What to do: Return each line of the entries that holds the string "image".

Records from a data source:
════════

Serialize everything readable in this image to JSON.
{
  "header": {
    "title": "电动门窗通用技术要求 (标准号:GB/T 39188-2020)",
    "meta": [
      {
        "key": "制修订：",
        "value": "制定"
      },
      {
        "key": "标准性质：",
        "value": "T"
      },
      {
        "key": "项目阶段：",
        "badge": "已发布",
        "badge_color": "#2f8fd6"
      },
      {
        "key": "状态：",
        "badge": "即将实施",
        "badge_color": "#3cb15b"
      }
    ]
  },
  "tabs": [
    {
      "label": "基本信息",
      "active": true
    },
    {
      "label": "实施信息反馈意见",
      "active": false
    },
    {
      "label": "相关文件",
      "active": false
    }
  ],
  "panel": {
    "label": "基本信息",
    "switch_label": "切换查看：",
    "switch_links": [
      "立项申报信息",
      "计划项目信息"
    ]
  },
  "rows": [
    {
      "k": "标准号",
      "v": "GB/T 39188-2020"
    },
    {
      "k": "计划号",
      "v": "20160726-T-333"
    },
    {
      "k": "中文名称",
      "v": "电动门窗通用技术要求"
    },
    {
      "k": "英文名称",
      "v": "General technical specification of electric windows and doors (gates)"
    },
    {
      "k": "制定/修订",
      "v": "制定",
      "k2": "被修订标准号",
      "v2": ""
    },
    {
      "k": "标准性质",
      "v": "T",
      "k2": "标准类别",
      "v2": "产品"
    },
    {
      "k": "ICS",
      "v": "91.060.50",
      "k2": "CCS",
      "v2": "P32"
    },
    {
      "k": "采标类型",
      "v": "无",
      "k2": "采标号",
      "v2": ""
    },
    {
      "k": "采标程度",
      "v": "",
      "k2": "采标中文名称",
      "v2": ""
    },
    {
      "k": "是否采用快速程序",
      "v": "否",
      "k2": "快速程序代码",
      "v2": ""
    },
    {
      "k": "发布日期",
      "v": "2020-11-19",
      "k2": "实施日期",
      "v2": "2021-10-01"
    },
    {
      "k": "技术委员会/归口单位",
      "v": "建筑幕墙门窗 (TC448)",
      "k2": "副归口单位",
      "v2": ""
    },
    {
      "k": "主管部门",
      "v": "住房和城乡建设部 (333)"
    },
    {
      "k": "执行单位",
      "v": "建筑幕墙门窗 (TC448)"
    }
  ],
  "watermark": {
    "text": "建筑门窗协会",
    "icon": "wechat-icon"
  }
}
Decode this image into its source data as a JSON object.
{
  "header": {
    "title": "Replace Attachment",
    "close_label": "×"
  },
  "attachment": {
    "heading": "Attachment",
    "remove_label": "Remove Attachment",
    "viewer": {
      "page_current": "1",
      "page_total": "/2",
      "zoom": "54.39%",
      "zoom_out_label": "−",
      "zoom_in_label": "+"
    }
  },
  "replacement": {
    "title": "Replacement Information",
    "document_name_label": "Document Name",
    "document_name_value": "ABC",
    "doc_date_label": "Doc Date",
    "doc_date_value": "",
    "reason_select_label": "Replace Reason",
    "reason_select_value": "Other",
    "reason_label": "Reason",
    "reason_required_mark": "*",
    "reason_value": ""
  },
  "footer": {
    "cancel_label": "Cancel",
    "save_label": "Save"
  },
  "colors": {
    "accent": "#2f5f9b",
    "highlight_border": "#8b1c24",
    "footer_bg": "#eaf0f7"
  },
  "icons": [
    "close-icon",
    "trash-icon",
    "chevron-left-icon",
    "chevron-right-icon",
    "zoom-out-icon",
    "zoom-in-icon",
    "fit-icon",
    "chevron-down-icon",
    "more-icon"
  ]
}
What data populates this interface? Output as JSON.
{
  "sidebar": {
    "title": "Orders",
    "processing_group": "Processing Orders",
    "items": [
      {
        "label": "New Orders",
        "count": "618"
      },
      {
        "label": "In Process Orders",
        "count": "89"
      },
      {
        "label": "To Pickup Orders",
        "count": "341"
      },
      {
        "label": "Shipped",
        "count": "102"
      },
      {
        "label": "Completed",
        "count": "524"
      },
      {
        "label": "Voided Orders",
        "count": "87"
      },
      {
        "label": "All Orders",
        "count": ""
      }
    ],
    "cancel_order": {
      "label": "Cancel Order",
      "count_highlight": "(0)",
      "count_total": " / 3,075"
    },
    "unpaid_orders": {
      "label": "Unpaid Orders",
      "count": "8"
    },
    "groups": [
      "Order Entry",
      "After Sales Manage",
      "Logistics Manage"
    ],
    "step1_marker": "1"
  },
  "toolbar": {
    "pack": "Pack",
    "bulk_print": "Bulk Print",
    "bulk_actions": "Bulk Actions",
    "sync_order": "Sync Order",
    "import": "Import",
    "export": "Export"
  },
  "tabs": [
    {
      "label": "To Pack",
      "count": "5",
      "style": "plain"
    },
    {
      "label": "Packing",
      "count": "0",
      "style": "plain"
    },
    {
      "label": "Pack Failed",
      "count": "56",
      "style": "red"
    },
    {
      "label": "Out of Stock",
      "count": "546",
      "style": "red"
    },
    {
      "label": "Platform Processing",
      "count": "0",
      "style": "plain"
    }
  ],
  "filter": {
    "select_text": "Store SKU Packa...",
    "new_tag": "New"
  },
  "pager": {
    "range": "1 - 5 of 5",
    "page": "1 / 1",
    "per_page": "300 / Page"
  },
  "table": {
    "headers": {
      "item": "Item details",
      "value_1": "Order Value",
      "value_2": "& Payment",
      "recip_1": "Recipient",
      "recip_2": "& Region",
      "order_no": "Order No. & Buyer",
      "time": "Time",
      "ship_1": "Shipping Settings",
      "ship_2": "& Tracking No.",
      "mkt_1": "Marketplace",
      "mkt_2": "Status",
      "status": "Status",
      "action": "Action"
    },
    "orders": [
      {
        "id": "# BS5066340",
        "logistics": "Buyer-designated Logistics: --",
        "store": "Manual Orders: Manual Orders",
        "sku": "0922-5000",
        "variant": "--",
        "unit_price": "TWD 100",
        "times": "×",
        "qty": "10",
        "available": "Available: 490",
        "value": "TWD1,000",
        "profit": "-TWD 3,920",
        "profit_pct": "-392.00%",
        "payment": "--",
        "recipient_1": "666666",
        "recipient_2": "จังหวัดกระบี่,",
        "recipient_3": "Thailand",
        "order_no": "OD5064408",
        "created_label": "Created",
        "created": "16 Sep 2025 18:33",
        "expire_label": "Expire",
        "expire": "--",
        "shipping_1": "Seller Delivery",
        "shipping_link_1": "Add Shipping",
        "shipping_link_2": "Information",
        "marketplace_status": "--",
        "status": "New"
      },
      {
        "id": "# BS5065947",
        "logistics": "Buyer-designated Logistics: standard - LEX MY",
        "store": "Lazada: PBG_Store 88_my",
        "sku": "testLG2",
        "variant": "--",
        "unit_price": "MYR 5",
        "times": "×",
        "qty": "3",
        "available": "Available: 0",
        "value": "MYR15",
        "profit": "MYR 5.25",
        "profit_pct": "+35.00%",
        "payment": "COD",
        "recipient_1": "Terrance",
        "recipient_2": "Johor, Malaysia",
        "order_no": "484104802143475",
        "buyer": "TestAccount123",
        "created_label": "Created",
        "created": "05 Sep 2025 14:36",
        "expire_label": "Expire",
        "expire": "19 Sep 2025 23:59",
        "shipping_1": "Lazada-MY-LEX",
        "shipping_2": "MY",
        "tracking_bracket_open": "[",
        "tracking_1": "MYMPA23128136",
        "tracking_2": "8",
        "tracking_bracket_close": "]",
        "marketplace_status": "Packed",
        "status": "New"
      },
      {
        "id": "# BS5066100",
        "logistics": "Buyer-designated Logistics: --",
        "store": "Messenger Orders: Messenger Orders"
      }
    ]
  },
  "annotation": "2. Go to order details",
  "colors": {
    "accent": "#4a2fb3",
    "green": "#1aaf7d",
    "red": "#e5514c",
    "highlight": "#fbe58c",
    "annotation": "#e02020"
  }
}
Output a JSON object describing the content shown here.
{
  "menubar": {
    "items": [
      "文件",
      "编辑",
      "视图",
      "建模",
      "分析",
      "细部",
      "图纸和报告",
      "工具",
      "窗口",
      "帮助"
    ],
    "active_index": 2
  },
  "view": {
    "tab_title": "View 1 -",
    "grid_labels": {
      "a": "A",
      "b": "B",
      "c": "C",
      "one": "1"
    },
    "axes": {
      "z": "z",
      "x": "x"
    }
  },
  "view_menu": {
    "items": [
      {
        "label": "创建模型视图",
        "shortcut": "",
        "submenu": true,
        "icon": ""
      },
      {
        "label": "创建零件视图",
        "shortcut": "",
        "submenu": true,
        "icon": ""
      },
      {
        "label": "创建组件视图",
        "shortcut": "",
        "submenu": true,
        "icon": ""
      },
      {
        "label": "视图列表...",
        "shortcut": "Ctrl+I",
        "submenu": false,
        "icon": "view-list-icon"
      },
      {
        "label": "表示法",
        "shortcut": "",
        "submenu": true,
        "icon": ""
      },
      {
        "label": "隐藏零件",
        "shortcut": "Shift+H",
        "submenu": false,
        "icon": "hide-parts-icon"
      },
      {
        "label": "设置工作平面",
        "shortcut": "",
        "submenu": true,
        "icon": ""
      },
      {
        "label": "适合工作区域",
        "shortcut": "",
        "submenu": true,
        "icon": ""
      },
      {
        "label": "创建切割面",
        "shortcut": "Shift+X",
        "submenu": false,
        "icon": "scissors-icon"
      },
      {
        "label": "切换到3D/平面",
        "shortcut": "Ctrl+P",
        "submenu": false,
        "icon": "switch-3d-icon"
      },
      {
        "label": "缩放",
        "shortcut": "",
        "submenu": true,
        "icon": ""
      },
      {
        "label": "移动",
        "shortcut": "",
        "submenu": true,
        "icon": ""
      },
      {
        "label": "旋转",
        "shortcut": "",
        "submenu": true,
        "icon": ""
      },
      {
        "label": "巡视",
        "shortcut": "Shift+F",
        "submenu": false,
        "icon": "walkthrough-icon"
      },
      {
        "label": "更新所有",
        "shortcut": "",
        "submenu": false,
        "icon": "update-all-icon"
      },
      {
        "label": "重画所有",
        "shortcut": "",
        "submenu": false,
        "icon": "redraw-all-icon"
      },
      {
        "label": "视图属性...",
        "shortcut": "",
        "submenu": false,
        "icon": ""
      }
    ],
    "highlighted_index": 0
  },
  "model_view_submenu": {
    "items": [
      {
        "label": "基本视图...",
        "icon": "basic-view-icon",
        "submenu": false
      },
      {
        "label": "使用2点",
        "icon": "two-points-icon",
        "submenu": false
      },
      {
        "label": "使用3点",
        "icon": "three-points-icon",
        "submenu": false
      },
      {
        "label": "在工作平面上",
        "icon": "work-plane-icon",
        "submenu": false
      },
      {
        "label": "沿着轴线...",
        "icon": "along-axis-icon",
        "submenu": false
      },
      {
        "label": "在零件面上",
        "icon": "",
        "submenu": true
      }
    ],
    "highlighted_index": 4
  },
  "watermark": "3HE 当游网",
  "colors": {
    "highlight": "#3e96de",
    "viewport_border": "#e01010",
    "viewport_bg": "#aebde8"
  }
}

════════

Task solution:
Serialize everything readable in this image to JSON.
Decode this image into its source data as a JSON object.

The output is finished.